## YOUR TASK:
Return the full listing, so that each line matches the original exactly.

......

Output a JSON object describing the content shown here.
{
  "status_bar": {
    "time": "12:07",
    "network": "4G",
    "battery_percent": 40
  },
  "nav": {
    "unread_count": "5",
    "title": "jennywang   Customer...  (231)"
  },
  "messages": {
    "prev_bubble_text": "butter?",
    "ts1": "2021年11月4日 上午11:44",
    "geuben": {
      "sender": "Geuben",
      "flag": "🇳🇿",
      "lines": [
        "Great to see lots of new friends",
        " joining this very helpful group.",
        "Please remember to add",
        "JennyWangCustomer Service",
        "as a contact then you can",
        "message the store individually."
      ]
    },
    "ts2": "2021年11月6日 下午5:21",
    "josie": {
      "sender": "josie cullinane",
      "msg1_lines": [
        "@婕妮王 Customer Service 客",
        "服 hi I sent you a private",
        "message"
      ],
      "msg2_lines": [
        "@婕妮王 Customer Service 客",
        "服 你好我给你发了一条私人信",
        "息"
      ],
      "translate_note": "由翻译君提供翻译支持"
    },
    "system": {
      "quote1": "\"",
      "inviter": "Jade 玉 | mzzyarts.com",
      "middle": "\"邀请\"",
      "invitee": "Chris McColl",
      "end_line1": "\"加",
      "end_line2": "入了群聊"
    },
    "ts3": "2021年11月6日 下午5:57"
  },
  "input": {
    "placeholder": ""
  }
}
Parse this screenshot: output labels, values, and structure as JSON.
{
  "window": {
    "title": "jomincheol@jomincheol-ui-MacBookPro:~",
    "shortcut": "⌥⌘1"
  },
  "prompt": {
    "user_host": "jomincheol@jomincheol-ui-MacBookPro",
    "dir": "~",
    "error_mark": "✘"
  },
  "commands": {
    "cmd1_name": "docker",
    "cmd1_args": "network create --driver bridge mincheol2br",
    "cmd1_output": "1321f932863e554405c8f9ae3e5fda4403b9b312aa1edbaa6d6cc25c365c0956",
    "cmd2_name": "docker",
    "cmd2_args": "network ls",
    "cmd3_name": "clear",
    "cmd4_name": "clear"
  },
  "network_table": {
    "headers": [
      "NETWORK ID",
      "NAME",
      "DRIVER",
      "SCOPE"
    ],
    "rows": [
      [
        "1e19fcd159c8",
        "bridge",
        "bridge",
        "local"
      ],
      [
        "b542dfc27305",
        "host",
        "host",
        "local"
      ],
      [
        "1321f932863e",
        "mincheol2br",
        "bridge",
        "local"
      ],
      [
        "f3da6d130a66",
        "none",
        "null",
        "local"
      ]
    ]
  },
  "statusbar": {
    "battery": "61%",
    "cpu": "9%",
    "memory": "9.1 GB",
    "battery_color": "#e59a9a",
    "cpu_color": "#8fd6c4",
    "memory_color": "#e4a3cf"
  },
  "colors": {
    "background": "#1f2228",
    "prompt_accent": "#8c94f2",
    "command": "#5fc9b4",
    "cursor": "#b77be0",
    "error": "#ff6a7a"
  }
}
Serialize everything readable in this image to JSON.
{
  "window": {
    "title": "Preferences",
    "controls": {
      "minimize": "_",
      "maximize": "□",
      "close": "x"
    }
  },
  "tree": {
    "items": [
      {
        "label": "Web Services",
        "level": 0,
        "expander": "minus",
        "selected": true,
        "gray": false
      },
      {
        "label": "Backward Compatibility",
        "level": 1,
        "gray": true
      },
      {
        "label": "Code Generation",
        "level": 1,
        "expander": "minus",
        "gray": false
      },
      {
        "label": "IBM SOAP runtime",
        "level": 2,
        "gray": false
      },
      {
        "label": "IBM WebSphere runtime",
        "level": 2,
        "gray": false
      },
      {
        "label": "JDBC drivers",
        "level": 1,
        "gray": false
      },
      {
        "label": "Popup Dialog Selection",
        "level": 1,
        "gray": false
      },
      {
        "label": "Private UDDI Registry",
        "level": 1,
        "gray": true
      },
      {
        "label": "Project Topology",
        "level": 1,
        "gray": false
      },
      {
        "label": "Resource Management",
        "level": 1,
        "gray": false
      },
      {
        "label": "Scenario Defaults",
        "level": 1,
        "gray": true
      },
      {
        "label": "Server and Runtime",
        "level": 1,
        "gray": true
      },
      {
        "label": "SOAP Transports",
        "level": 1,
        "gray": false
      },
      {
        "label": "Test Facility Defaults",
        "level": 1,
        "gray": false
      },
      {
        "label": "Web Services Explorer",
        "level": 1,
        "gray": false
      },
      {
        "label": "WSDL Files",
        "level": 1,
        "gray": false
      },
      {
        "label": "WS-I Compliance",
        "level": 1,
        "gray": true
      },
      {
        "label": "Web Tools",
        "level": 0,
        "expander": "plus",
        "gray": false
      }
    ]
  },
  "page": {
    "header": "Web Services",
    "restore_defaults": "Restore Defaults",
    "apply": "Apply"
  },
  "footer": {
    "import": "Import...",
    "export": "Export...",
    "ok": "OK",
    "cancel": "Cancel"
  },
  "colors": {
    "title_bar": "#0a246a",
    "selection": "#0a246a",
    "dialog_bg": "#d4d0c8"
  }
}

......

## TASK ANSWER:
Output a JSON object describing the content shown here.
{
  "status_bar": {
    "time": "12:07",
    "network": "4G",
    "battery_percent": 40
  },
  "nav": {
    "unread_count": "5",
    "title": "jennywang   Customer...  (231)"
  },
  "messages": {
    "prev_bubble_text": "butter?",
    "ts1": "2021年11月4日 上午11:44",
    "geuben": {
      "sender": "Geuben",
      "flag": "🇳🇿",
      "lines": [
        "Great to see lots of new friends",
        " joining this very helpful group.",
        "Please remember to add",
        "JennyWangCustomer Service",
        "as a contact then you can",
        "message the store individually."
      ]
    },
    "ts2": "2021年11月6日 下午5:21",
    "josie": {
      "sender": "josie cullinane",
      "msg1_lines": [
        "@婕妮王 Customer Service 客",
        "服 hi I sent you a private",
        "message"
      ],
      "msg2_lines": [
        "@婕妮王 Customer Service 客",
        "服 你好我给你发了一条私人信",
        "息"
      ],
      "translate_note": "由翻译君提供翻译支持"
    },
    "system": {
      "quote1": "\"",
      "inviter": "Jade 玉 | mzzyarts.com",
      "middle": "\"邀请\"",
      "invitee": "Chris McColl",
      "end_line1": "\"加",
      "end_line2": "入了群聊"
    },
    "ts3": "2021年11月6日 下午5:57"
  },
  "input": {
    "placeholder": ""
  }
}
Parse this screenshot: output labels, values, and structure as JSON.
{
  "window": {
    "title": "jomincheol@jomincheol-ui-MacBookPro:~",
    "shortcut": "⌥⌘1"
  },
  "prompt": {
    "user_host": "jomincheol@jomincheol-ui-MacBookPro",
    "dir": "~",
    "error_mark": "✘"
  },
  "commands": {
    "cmd1_name": "docker",
    "cmd1_args": "network create --driver bridge mincheol2br",
    "cmd1_output": "1321f932863e554405c8f9ae3e5fda4403b9b312aa1edbaa6d6cc25c365c0956",
    "cmd2_name": "docker",
    "cmd2_args": "network ls",
    "cmd3_name": "clear",
    "cmd4_name": "clear"
  },
  "network_table": {
    "headers": [
      "NETWORK ID",
      "NAME",
      "DRIVER",
      "SCOPE"
    ],
    "rows": [
      [
        "1e19fcd159c8",
        "bridge",
        "bridge",
        "local"
      ],
      [
        "b542dfc27305",
        "host",
        "host",
        "local"
      ],
      [
        "1321f932863e",
        "mincheol2br",
        "bridge",
        "local"
      ],
      [
        "f3da6d130a66",
        "none",
        "null",
        "local"
      ]
    ]
  },
  "statusbar": {
    "battery": "61%",
    "cpu": "9%",
    "memory": "9.1 GB",
    "battery_color": "#e59a9a",
    "cpu_color": "#8fd6c4",
    "memory_color": "#e4a3cf"
  },
  "colors": {
    "background": "#1f2228",
    "prompt_accent": "#8c94f2",
    "command": "#5fc9b4",
    "cursor": "#b77be0",
    "error": "#ff6a7a"
  }
}
Serialize everything readable in this image to JSON.
{
  "window": {
    "title": "Preferences",
    "controls": {
      "minimize": "_",
      "maximize": "□",
      "close": "x"
    }
  },
  "tree": {
    "items": [
      {
        "label": "Web Services",
        "level": 0,
        "expander": "minus",
        "selected": true,
        "gray": false
      },
      {
        "label": "Backward Compatibility",
        "level": 1,
        "gray": true
      },
      {
        "label": "Code Generation",
        "level": 1,
        "expander": "minus",
        "gray": false
      },
      {
        "label": "IBM SOAP runtime",
        "level": 2,
        "gray": false
      },
      {
        "label": "IBM WebSphere runtime",
        "level": 2,
        "gray": false
      },
      {
        "label": "JDBC drivers",
        "level": 1,
        "gray": false
      },
      {
        "label": "Popup Dialog Selection",
        "level": 1,
        "gray": false
      },
      {
        "label": "Private UDDI Registry",
        "level": 1,
        "gray": true
      },
      {
        "label": "Project Topology",
        "level": 1,
        "gray": false
      },
      {
        "label": "Resource Management",
        "level": 1,
        "gray": false
      },
      {
        "label": "Scenario Defaults",
        "level": 1,
        "gray": true
      },
      {
        "label": "Server and Runtime",
        "level": 1,
        "gray": true
      },
      {
        "label": "SOAP Transports",
        "level": 1,
        "gray": false
      },
      {
        "label": "Test Facility Defaults",
        "level": 1,
        "gray": false
      },
      {
        "label": "Web Services Explorer",
        "level": 1,
        "gray": false
      },
      {
        "label": "WSDL Files",
        "level": 1,
        "gray": false
      },
      {
        "label": "WS-I Compliance",
        "level": 1,
        "gray": true
      },
      {
        "label": "Web Tools",
        "level": 0,
        "expander": "plus",
        "gray": false
      }
    ]
  },
  "page": {
    "header": "Web Services",
    "restore_defaults": "Restore Defaults",
    "apply": "Apply"
  },
  "footer": {
    "import": "Import...",
    "export": "Export...",
    "ok": "OK",
    "cancel": "Cancel"
  },
  "colors": {
    "title_bar": "#0a246a",
    "selection": "#0a246a",
    "dialog_bg": "#d4d0c8"
  }
}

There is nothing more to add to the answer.